Poker is often seen as a game of chance, but in reality it requires quite a bit of skill and psychology. Not only does it help players learn about the odds of winning a hand, but it also helps them develop discipline and focus. In addition, it has been shown to improve mental health by providing an outlet for stress and anxiety. It has even been said that playing poker can increase self-esteem, improve social skills and even boost physical health.
Whether you play online or in person, poker is an excellent way to improve your communication and social skills. This is because it often involves interacting with people from all walks of life, which can be beneficial for your overall well-being. Furthermore, poker is a great way to relax after a long day or week at work. It can help you clear your mind and give you a much-needed adrenaline rush.
In order to be successful in poker, you must know how to read your opponents’ actions. This is especially important when it comes to betting. If you can read your opponent’s body language and facial expressions, you can figure out how strong their hand is and when it is appropriate to call or raise. This is a vital skill that will help you make better decisions at the poker table and in real life.

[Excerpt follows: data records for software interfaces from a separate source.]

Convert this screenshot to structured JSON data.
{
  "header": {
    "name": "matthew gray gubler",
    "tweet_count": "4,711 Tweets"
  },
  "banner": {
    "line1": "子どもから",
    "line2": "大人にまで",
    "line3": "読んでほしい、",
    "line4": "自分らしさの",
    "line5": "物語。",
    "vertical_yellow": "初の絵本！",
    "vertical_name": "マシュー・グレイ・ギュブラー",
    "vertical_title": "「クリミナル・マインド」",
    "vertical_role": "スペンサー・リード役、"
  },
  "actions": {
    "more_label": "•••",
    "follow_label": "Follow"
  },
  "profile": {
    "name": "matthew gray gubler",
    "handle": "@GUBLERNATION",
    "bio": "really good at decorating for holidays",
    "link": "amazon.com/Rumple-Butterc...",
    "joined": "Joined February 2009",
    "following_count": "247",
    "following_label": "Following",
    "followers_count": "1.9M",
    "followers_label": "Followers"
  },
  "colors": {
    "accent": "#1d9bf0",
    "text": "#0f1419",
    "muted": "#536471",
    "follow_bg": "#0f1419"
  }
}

Poker is also an excellent way to sharpen your problem-solving skills. It forces you to be flexible and creative in your approach to the game, which can be valuable in other areas of your life. Moreover, it can also improve your working memory, which can help you learn new information more quickly and accurately.
If you have solid cards pre-flop, such as AQ, it is usually best to bet a lot so that the other players fold before the flop. This can save you a lot of money in the long run, as it is very difficult to win a pot with an unlucky flop. Similarly, it is generally best to bet when you have a good chance of getting a good kicker, such as J-J-5.
In addition, you should always try to minimize the number of players you’re up against. If you have a good hand, such as AK, try to get it into a pot with no more than two or three other players. This will reduce your risk of losing to an unlucky flop or an opponent who calls your bluff because they think you have a good hand. This will also help you maximize your potential for winning.